|The hero of the game. Or at least the character |
you'll be controlling most of the time.
Metal Gear Solid 2: Sons of Liberty is not a hard game, those enthusiastic enough might even fly through it; it takes about nine and a half hours to complete, cutscene and conversation length included. What’s hard, however, is to find everything in it, and to do that, you must beat it on each difficulty level. There are four of them in the European version, and European Extreme is a motherfucker – at the very least assuming you’re going for the dog tags.
What a game... some really minor, quite irrelevant complaints aside, Metal Gear Solid 2: Sons of Liberty was Kojima’s final ticket to heaven for video game designers. To further solidify his status as one of the top guns of his business, he returned to the franchise another three years later with an even better game, and another one years after that, but even with those masterpieces around, Sons of Liberty remains regular content in my PS2 system.
Graphics : 9.1
Sound : 9.7
Playability : 9.5
Challenge : 9.2
Overall : 9.4
The game was re-released as Metal Gear Solid 2: Substance on PC, PS2 and Xbox with new features in 2002.
Like from many games released in late 2001 – such as Grand Theft Auto III – scenes and elements were removed or replaced due to the events of 9/11.
Major storyline elements in the game were inspired by the U.S. Government shutting down Napster, and George Orwell’s novel 1984.
Hideo Kojima and his team worked on a relentless schedule to have the game finished before the end of 2001, because in the Chinese calendar, it’s the year of the snake.
The game further references 2001: A Space Odyssey, in addition to the continuing “Dave and HAL” spoof from the previous game. The tanker Snake infiltrates is named the Discovery; it’s also the name of the spaceship in the movie.
Snake’s flashy arrival on the deck of the tanker – he’s surrounded by an electric field caused by stealth malfunction – is a reference to James Cameron’s 1991 movie Terminator 2: Judgment Day.
Commander Scott Dolph is named after Konami’s main translator. The real Scott Dolph is largely responsible for the Metal Gear franchise’s success in the United States, and he makes a voiceover cameo in the game, as one of the hostages on Big Shell.
Raiden (a.k.a. Jack) and Rosemary (a.k.a. Rose) are named after the main characters in James Cameron’s 1997 movie Titanic. The movie also influenced the cinematic design of the tanker mission.
Some of the random dialogue between Raiden and Rosemary was inspired by Hideo Kojima’s usual conversations with his wife.
The Dead Cell unit is very loosely based on Red Cell, a real-life naval team.
In early drafts of the script, Vamp was a female character. His gender was changed when the character of Fortune was created.
Peter Stillman is named after a character in Paul Auster’s novel City of Glass.
Fatman is named after the Hiroshima bomb.

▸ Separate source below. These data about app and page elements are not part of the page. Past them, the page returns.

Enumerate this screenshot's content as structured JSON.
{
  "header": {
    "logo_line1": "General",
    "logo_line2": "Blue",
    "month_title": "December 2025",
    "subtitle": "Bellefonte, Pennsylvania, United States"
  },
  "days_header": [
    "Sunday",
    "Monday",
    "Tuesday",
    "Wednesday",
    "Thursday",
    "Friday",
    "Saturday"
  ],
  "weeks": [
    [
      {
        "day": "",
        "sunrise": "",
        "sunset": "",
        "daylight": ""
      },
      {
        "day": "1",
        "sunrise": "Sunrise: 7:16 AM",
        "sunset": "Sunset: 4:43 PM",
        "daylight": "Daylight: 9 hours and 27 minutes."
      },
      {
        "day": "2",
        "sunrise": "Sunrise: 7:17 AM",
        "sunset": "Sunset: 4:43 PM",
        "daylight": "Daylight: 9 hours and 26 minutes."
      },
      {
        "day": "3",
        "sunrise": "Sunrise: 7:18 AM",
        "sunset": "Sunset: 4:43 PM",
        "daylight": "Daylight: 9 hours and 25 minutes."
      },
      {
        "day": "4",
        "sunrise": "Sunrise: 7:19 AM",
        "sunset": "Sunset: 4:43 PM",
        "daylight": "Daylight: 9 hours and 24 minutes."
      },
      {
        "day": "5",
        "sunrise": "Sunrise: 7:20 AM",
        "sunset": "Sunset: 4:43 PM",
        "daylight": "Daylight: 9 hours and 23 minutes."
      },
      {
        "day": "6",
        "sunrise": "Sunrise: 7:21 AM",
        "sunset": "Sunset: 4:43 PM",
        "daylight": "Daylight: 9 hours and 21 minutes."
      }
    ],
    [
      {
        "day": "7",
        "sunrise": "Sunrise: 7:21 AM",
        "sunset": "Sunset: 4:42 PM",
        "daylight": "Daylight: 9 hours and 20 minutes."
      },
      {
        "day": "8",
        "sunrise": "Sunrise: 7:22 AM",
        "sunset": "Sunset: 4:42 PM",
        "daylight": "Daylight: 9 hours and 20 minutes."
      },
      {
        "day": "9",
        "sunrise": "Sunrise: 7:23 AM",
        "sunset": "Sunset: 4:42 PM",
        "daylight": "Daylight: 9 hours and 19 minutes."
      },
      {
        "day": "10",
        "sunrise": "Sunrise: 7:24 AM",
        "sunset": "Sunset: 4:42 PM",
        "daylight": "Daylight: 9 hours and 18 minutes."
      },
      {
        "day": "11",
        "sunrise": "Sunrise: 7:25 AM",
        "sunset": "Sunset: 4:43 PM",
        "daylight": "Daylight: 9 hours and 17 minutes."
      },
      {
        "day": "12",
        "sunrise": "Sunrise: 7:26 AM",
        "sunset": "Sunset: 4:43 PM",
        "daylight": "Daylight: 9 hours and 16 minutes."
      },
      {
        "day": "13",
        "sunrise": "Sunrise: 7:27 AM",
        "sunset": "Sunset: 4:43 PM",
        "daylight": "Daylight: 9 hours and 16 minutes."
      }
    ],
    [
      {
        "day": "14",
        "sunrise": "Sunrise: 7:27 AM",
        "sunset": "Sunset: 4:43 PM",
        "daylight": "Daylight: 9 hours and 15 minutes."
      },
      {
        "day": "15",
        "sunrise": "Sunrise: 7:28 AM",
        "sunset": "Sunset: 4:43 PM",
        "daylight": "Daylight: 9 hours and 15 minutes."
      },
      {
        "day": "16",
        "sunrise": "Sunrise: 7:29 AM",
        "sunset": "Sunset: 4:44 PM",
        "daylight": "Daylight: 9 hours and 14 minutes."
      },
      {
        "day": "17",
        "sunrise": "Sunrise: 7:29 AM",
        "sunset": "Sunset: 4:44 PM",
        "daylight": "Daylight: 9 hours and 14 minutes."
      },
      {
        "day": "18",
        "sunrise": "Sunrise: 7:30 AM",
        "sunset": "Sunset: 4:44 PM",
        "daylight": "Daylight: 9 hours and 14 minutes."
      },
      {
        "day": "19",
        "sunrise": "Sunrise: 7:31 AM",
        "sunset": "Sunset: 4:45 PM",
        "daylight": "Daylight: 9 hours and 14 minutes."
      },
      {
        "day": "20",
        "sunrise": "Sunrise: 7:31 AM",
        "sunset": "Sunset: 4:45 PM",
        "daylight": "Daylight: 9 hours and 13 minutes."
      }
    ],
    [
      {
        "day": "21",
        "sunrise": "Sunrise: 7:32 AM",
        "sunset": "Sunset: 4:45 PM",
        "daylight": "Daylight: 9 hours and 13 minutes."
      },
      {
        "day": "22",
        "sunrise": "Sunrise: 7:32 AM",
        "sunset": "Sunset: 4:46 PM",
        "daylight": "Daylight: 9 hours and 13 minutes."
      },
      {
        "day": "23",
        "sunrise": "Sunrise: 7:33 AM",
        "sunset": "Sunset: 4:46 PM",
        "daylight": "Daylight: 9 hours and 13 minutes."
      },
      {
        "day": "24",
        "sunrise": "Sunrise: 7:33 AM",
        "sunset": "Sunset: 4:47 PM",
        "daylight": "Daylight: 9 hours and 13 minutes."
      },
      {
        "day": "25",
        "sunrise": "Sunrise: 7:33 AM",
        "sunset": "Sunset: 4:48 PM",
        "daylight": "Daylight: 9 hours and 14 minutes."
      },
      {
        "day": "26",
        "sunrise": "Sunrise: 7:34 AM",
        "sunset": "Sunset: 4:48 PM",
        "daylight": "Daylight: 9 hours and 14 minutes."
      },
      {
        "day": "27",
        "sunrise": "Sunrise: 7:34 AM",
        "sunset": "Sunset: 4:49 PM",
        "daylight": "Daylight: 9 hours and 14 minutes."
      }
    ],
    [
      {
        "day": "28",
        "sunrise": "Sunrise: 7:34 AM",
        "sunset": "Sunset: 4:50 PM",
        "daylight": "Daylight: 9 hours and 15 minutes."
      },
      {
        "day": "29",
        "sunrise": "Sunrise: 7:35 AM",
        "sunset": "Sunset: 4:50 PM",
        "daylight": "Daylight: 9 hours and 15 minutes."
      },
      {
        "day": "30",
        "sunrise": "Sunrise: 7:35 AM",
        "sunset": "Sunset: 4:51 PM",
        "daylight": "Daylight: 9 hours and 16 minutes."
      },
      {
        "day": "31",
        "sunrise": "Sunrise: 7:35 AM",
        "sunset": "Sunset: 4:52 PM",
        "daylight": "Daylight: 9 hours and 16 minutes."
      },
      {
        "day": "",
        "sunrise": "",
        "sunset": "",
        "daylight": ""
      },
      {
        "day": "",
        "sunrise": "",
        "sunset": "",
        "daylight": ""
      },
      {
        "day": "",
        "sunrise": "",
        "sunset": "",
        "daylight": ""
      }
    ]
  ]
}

The pseudonym used by Solid Snake – Iroquois Pliskin – is a reference to Snake Plissken, the main character in John Carpenter’s 1981 movie Escape from New York.
Emma’s office is decorated with posters of the games Policenauts, Metal Gear: Ghost Babel and Zone of the Enders.
When Raiden first meets Emma, she wets herself. Otacon did the same thing in Metal Gear Solid when he was threatened by the Cyborg Ninja.
Doves flying over Solidus in the end of the game is a reference to John Woo’s movies, in which a swarm of doves signals a duel.